An exact copy of all entries is required.
─── EXTRACTED DATA
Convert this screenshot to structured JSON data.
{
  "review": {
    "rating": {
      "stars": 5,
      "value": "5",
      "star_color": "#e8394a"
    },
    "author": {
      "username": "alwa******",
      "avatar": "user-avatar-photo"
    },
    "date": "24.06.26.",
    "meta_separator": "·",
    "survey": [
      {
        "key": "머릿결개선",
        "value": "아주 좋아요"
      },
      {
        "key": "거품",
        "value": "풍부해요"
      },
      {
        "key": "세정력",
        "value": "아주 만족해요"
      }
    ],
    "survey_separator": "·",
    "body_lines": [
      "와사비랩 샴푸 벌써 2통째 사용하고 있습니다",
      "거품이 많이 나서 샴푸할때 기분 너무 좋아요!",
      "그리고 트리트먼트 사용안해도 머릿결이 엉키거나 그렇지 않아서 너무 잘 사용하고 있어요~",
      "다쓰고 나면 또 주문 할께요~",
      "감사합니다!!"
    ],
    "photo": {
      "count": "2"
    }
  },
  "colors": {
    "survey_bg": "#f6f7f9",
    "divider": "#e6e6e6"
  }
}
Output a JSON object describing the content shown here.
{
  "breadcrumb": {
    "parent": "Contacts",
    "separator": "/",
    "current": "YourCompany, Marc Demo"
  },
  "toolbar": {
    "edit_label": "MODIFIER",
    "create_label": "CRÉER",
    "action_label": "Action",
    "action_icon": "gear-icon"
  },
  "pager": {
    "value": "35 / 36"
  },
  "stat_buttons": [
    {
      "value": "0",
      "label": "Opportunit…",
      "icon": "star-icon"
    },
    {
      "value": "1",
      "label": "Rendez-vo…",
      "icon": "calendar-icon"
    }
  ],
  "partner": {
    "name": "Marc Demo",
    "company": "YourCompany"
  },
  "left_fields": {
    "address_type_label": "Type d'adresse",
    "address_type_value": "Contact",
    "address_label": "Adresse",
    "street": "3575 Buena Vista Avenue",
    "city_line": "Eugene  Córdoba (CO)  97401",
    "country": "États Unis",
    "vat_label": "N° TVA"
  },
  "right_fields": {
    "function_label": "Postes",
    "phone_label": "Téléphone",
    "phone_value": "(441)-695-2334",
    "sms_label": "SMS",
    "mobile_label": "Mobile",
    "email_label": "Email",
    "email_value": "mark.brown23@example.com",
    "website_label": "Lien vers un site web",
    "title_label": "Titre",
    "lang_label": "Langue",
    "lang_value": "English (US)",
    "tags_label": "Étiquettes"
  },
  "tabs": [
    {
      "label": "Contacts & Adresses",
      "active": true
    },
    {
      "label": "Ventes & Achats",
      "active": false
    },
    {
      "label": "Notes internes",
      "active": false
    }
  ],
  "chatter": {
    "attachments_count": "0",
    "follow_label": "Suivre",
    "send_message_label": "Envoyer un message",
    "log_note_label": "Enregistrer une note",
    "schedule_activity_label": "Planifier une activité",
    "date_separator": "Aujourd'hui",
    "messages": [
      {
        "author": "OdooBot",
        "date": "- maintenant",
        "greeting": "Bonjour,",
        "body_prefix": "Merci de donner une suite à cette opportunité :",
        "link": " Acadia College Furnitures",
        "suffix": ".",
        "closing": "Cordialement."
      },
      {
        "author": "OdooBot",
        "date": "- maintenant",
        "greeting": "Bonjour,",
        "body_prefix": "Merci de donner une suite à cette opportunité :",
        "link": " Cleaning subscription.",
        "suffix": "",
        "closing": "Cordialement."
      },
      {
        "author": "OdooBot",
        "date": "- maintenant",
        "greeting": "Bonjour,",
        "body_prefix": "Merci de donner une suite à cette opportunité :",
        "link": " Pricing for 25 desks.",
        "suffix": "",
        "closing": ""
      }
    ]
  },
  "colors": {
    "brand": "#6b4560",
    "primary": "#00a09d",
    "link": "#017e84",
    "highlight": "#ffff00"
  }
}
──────
- TASK OUTPUT -
Convert this screenshot to structured JSON data.
{
  "review": {
    "rating": {
      "stars": 5,
      "value": "5",
      "star_color": "#e8394a"
    },
    "author": {
      "username": "alwa******",
      "avatar": "user-avatar-photo"
    },
    "date": "24.06.26.",
    "meta_separator": "·",
    "survey": [
      {
        "key": "머릿결개선",
        "value": "아주 좋아요"
      },
      {
        "key": "거품",
        "value": "풍부해요"
      },
      {
        "key": "세정력",
        "value": "아주 만족해요"
      }
    ],
    "survey_separator": "·",
    "body_lines": [
      "와사비랩 샴푸 벌써 2통째 사용하고 있습니다",
      "거품이 많이 나서 샴푸할때 기분 너무 좋아요!",
      "그리고 트리트먼트 사용안해도 머릿결이 엉키거나 그렇지 않아서 너무 잘 사용하고 있어요~",
      "다쓰고 나면 또 주문 할께요~",
      "감사합니다!!"
    ],
    "photo": {
      "count": "2"
    }
  },
  "colors": {
    "survey_bg": "#f6f7f9",
    "divider": "#e6e6e6"
  }
}
Output a JSON object describing the content shown here.
{
  "breadcrumb": {
    "parent": "Contacts",
    "separator": "/",
    "current": "YourCompany, Marc Demo"
  },
  "toolbar": {
    "edit_label": "MODIFIER",
    "create_label": "CRÉER",
    "action_label": "Action",
    "action_icon": "gear-icon"
  },
  "pager": {
    "value": "35 / 36"
  },
  "stat_buttons": [
    {
      "value": "0",
      "label": "Opportunit…",
      "icon": "star-icon"
    },
    {
      "value": "1",
      "label": "Rendez-vo…",
      "icon": "calendar-icon"
    }
  ],
  "partner": {
    "name": "Marc Demo",
    "company": "YourCompany"
  },
  "left_fields": {
    "address_type_label": "Type d'adresse",
    "address_type_value": "Contact",
    "address_label": "Adresse",
    "street": "3575 Buena Vista Avenue",
    "city_line": "Eugene  Córdoba (CO)  97401",
    "country": "États Unis",
    "vat_label": "N° TVA"
  },
  "right_fields": {
    "function_label": "Postes",
    "phone_label": "Téléphone",
    "phone_value": "(441)-695-2334",
    "sms_label": "SMS",
    "mobile_label": "Mobile",
    "email_label": "Email",
    "email_value": "mark.brown23@example.com",
    "website_label": "Lien vers un site web",
    "title_label": "Titre",
    "lang_label": "Langue",
    "lang_value": "English (US)",
    "tags_label": "Étiquettes"
  },
  "tabs": [
    {
      "label": "Contacts & Adresses",
      "active": true
    },
    {
      "label": "Ventes & Achats",
      "active": false
    },
    {
      "label": "Notes internes",
      "active": false
    }
  ],
  "chatter": {
    "attachments_count": "0",
    "follow_label": "Suivre",
    "send_message_label": "Envoyer un message",
    "log_note_label": "Enregistrer une note",
    "schedule_activity_label": "Planifier une activité",
    "date_separator": "Aujourd'hui",
    "messages": [
      {
        "author": "OdooBot",
        "date": "- maintenant",
        "greeting": "Bonjour,",
        "body_prefix": "Merci de donner une suite à cette opportunité :",
        "link": " Acadia College Furnitures",
        "suffix": ".",
        "closing": "Cordialement."
      },
      {
        "author": "OdooBot",
        "date": "- maintenant",
        "greeting": "Bonjour,",
        "body_prefix": "Merci de donner une suite à cette opportunité :",
        "link": " Cleaning subscription.",
        "suffix": "",
        "closing": "Cordialement."
      },
      {
        "author": "OdooBot",
        "date": "- maintenant",
        "greeting": "Bonjour,",
        "body_prefix": "Merci de donner une suite à cette opportunité :",
        "link": " Pricing for 25 desks.",
        "suffix": "",
        "closing": ""
      }
    ]
  },
  "colors": {
    "brand": "#6b4560",
    "primary": "#00a09d",
    "link": "#017e84",
    "highlight": "#ffff00"
  }
}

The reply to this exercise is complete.